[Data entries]
_ _ _ _ _ _ _
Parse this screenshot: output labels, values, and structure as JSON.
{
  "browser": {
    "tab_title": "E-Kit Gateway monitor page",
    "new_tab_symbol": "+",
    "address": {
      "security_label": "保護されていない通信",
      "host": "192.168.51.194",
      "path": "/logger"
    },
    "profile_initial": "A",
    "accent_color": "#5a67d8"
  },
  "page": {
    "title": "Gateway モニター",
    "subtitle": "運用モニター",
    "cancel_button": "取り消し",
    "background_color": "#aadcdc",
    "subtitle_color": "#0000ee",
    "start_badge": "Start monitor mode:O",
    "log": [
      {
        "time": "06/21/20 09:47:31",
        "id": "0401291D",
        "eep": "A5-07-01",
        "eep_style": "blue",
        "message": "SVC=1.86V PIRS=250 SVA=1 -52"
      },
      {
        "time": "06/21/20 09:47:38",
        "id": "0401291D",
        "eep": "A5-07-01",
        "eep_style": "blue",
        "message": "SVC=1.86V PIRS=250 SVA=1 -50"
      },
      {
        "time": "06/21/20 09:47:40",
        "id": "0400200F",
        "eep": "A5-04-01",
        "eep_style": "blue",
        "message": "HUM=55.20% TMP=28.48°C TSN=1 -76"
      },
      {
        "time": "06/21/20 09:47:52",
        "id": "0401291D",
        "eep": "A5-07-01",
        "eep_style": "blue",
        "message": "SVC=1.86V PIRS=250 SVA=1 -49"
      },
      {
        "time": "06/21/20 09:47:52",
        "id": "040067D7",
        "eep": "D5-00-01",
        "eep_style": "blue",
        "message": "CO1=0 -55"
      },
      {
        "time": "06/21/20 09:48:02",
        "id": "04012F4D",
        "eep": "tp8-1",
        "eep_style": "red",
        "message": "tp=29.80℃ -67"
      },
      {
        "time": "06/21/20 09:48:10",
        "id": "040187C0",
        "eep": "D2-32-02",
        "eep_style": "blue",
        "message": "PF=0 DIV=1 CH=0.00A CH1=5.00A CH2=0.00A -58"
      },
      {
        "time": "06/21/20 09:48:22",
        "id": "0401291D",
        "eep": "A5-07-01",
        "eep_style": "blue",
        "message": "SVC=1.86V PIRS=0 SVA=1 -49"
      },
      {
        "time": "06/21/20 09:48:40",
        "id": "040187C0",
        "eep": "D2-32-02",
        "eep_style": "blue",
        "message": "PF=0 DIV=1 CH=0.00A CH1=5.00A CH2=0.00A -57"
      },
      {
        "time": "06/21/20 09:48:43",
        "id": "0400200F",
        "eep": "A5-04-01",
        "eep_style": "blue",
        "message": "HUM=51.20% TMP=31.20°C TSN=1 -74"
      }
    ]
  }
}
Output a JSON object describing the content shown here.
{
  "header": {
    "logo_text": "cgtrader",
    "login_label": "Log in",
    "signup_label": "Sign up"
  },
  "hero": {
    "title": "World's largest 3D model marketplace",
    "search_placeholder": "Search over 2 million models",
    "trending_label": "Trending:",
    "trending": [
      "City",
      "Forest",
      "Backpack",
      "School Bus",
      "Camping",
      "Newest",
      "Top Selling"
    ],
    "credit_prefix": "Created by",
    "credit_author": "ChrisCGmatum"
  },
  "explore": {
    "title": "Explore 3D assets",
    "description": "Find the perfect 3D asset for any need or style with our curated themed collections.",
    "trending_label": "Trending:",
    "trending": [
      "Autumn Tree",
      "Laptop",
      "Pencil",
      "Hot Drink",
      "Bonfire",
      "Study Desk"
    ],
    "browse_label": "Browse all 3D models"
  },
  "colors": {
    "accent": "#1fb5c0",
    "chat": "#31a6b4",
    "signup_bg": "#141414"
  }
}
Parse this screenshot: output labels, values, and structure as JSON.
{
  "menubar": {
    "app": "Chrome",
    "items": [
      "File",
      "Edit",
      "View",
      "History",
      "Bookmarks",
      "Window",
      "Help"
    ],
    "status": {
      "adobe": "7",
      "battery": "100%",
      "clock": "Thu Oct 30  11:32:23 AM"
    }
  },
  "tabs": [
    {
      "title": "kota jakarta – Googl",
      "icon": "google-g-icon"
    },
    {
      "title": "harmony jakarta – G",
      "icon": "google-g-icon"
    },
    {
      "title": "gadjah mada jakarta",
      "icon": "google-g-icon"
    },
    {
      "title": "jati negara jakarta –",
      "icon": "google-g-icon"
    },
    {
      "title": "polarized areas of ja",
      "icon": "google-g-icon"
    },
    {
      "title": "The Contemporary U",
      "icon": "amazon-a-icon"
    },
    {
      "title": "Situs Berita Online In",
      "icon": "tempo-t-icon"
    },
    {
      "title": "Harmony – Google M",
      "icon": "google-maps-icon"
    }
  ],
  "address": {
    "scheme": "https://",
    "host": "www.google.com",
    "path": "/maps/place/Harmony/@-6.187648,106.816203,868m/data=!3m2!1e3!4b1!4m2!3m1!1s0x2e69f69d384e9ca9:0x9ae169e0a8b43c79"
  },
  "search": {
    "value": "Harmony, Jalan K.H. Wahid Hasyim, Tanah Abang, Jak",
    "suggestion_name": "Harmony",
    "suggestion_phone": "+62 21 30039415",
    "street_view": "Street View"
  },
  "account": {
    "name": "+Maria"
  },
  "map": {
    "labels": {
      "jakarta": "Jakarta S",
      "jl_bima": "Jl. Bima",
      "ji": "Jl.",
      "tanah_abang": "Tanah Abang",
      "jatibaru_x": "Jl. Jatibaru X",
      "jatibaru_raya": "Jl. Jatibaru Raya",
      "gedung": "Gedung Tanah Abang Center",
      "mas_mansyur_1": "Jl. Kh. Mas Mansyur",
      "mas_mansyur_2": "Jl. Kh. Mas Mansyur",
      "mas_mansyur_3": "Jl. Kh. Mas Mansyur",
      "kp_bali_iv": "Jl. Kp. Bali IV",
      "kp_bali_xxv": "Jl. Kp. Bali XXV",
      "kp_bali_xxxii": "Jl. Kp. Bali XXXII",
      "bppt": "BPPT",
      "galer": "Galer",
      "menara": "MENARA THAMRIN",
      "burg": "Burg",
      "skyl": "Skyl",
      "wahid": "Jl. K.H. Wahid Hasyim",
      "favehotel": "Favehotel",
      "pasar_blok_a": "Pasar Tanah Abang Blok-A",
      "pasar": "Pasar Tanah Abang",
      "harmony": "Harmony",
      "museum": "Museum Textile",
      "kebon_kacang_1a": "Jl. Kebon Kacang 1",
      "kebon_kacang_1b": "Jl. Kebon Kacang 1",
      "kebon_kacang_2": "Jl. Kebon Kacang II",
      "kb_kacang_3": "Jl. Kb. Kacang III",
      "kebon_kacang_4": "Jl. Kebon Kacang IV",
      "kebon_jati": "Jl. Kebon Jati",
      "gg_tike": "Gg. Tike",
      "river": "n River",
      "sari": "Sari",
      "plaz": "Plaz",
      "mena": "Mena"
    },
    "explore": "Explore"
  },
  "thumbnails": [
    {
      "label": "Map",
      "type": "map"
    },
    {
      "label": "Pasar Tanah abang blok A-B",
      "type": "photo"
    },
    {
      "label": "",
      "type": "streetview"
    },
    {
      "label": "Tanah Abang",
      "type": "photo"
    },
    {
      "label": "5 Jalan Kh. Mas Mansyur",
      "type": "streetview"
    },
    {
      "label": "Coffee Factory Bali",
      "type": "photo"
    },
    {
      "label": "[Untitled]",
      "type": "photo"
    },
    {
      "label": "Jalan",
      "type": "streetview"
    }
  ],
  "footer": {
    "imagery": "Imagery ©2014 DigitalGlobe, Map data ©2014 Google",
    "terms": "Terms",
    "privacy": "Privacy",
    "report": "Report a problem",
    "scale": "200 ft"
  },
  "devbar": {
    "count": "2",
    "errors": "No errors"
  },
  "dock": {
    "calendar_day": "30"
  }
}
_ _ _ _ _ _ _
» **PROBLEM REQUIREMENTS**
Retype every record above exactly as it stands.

» **SOLUTION TO THIS TASK**
Parse this screenshot: output labels, values, and structure as JSON.
{
  "browser": {
    "tab_title": "E-Kit Gateway monitor page",
    "new_tab_symbol": "+",
    "address": {
      "security_label": "保護されていない通信",
      "host": "192.168.51.194",
      "path": "/logger"
    },
    "profile_initial": "A",
    "accent_color": "#5a67d8"
  },
  "page": {
    "title": "Gateway モニター",
    "subtitle": "運用モニター",
    "cancel_button": "取り消し",
    "background_color": "#aadcdc",
    "subtitle_color": "#0000ee",
    "start_badge": "Start monitor mode:O",
    "log": [
      {
        "time": "06/21/20 09:47:31",
        "id": "0401291D",
        "eep": "A5-07-01",
        "eep_style": "blue",
        "message": "SVC=1.86V PIRS=250 SVA=1 -52"
      },
      {
        "time": "06/21/20 09:47:38",
        "id": "0401291D",
        "eep": "A5-07-01",
        "eep_style": "blue",
        "message": "SVC=1.86V PIRS=250 SVA=1 -50"
      },
      {
        "time": "06/21/20 09:47:40",
        "id": "0400200F",
        "eep": "A5-04-01",
        "eep_style": "blue",
        "message": "HUM=55.20% TMP=28.48°C TSN=1 -76"
      },
      {
        "time": "06/21/20 09:47:52",
        "id": "0401291D",
        "eep": "A5-07-01",
        "eep_style": "blue",
        "message": "SVC=1.86V PIRS=250 SVA=1 -49"
      },
      {
        "time": "06/21/20 09:47:52",
        "id": "040067D7",
        "eep": "D5-00-01",
        "eep_style": "blue",
        "message": "CO1=0 -55"
      },
      {
        "time": "06/21/20 09:48:02",
        "id": "04012F4D",
        "eep": "tp8-1",
        "eep_style": "red",
        "message": "tp=29.80℃ -67"
      },
      {
        "time": "06/21/20 09:48:10",
        "id": "040187C0",
        "eep": "D2-32-02",
        "eep_style": "blue",
        "message": "PF=0 DIV=1 CH=0.00A CH1=5.00A CH2=0.00A -58"
      },
      {
        "time": "06/21/20 09:48:22",
        "id": "0401291D",
        "eep": "A5-07-01",
        "eep_style": "blue",
        "message": "SVC=1.86V PIRS=0 SVA=1 -49"
      },
      {
        "time": "06/21/20 09:48:40",
        "id": "040187C0",
        "eep": "D2-32-02",
        "eep_style": "blue",
        "message": "PF=0 DIV=1 CH=0.00A CH1=5.00A CH2=0.00A -57"
      },
      {
        "time": "06/21/20 09:48:43",
        "id": "0400200F",
        "eep": "A5-04-01",
        "eep_style": "blue",
        "message": "HUM=51.20% TMP=31.20°C TSN=1 -74"
      }
    ]
  }
}
Output a JSON object describing the content shown here.
{
  "header": {
    "logo_text": "cgtrader",
    "login_label": "Log in",
    "signup_label": "Sign up"
  },
  "hero": {
    "title": "World's largest 3D model marketplace",
    "search_placeholder": "Search over 2 million models",
    "trending_label": "Trending:",
    "trending": [
      "City",
      "Forest",
      "Backpack",
      "School Bus",
      "Camping",
      "Newest",
      "Top Selling"
    ],
    "credit_prefix": "Created by",
    "credit_author": "ChrisCGmatum"
  },
  "explore": {
    "title": "Explore 3D assets",
    "description": "Find the perfect 3D asset for any need or style with our curated themed collections.",
    "trending_label": "Trending:",
    "trending": [
      "Autumn Tree",
      "Laptop",
      "Pencil",
      "Hot Drink",
      "Bonfire",
      "Study Desk"
    ],
    "browse_label": "Browse all 3D models"
  },
  "colors": {
    "accent": "#1fb5c0",
    "chat": "#31a6b4",
    "signup_bg": "#141414"
  }
}
Parse this screenshot: output labels, values, and structure as JSON.
{
  "menubar": {
    "app": "Chrome",
    "items": [
      "File",
      "Edit",
      "View",
      "History",
      "Bookmarks",
      "Window",
      "Help"
    ],
    "status": {
      "adobe": "7",
      "battery": "100%",
      "clock": "Thu Oct 30  11:32:23 AM"
    }
  },
  "tabs": [
    {
      "title": "kota jakarta – Googl",
      "icon": "google-g-icon"
    },
    {
      "title": "harmony jakarta – G",
      "icon": "google-g-icon"
    },
    {
      "title": "gadjah mada jakarta",
      "icon": "google-g-icon"
    },
    {
      "title": "jati negara jakarta –",
      "icon": "google-g-icon"
    },
    {
      "title": "polarized areas of ja",
      "icon": "google-g-icon"
    },
    {
      "title": "The Contemporary U",
      "icon": "amazon-a-icon"
    },
    {
      "title": "Situs Berita Online In",
      "icon": "tempo-t-icon"
    },
    {
      "title": "Harmony – Google M",
      "icon": "google-maps-icon"
    }
  ],
  "address": {
    "scheme": "https://",
    "host": "www.google.com",
    "path": "/maps/place/Harmony/@-6.187648,106.816203,868m/data=!3m2!1e3!4b1!4m2!3m1!1s0x2e69f69d384e9ca9:0x9ae169e0a8b43c79"
  },
  "search": {
    "value": "Harmony, Jalan K.H. Wahid Hasyim, Tanah Abang, Jak",
    "suggestion_name": "Harmony",
    "suggestion_phone": "+62 21 30039415",
    "street_view": "Street View"
  },
  "account": {
    "name": "+Maria"
  },
  "map": {
    "labels": {
      "jakarta": "Jakarta S",
      "jl_bima": "Jl. Bima",
      "ji": "Jl.",
      "tanah_abang": "Tanah Abang",
      "jatibaru_x": "Jl. Jatibaru X",
      "jatibaru_raya": "Jl. Jatibaru Raya",
      "gedung": "Gedung Tanah Abang Center",
      "mas_mansyur_1": "Jl. Kh. Mas Mansyur",
      "mas_mansyur_2": "Jl. Kh. Mas Mansyur",
      "mas_mansyur_3": "Jl. Kh. Mas Mansyur",
      "kp_bali_iv": "Jl. Kp. Bali IV",
      "kp_bali_xxv": "Jl. Kp. Bali XXV",
      "kp_bali_xxxii": "Jl. Kp. Bali XXXII",
      "bppt": "BPPT",
      "galer": "Galer",
      "menara": "MENARA THAMRIN",
      "burg": "Burg",
      "skyl": "Skyl",
      "wahid": "Jl. K.H. Wahid Hasyim",
      "favehotel": "Favehotel",
      "pasar_blok_a": "Pasar Tanah Abang Blok-A",
      "pasar": "Pasar Tanah Abang",
      "harmony": "Harmony",
      "museum": "Museum Textile",
      "kebon_kacang_1a": "Jl. Kebon Kacang 1",
      "kebon_kacang_1b": "Jl. Kebon Kacang 1",
      "kebon_kacang_2": "Jl. Kebon Kacang II",
      "kb_kacang_3": "Jl. Kb. Kacang III",
      "kebon_kacang_4": "Jl. Kebon Kacang IV",
      "kebon_jati": "Jl. Kebon Jati",
      "gg_tike": "Gg. Tike",
      "river": "n River",
      "sari": "Sari",
      "plaz": "Plaz",
      "mena": "Mena"
    },
    "explore": "Explore"
  },
  "thumbnails": [
    {
      "label": "Map",
      "type": "map"
    },
    {
      "label": "Pasar Tanah abang blok A-B",
      "type": "photo"
    },
    {
      "label": "",
      "type": "streetview"
    },
    {
      "label": "Tanah Abang",
      "type": "photo"
    },
    {
      "label": "5 Jalan Kh. Mas Mansyur",
      "type": "streetview"
    },
    {
      "label": "Coffee Factory Bali",
      "type": "photo"
    },
    {
      "label": "[Untitled]",
      "type": "photo"
    },
    {
      "label": "Jalan",
      "type": "streetview"
    }
  ],
  "footer": {
    "imagery": "Imagery ©2014 DigitalGlobe, Map data ©2014 Google",
    "terms": "Terms",
    "privacy": "Privacy",
    "report": "Report a problem",
    "scale": "200 ft"
  },
  "devbar": {
    "count": "2",
    "errors": "No errors"
  },
  "dock": {
    "calendar_day": "30"
  }
}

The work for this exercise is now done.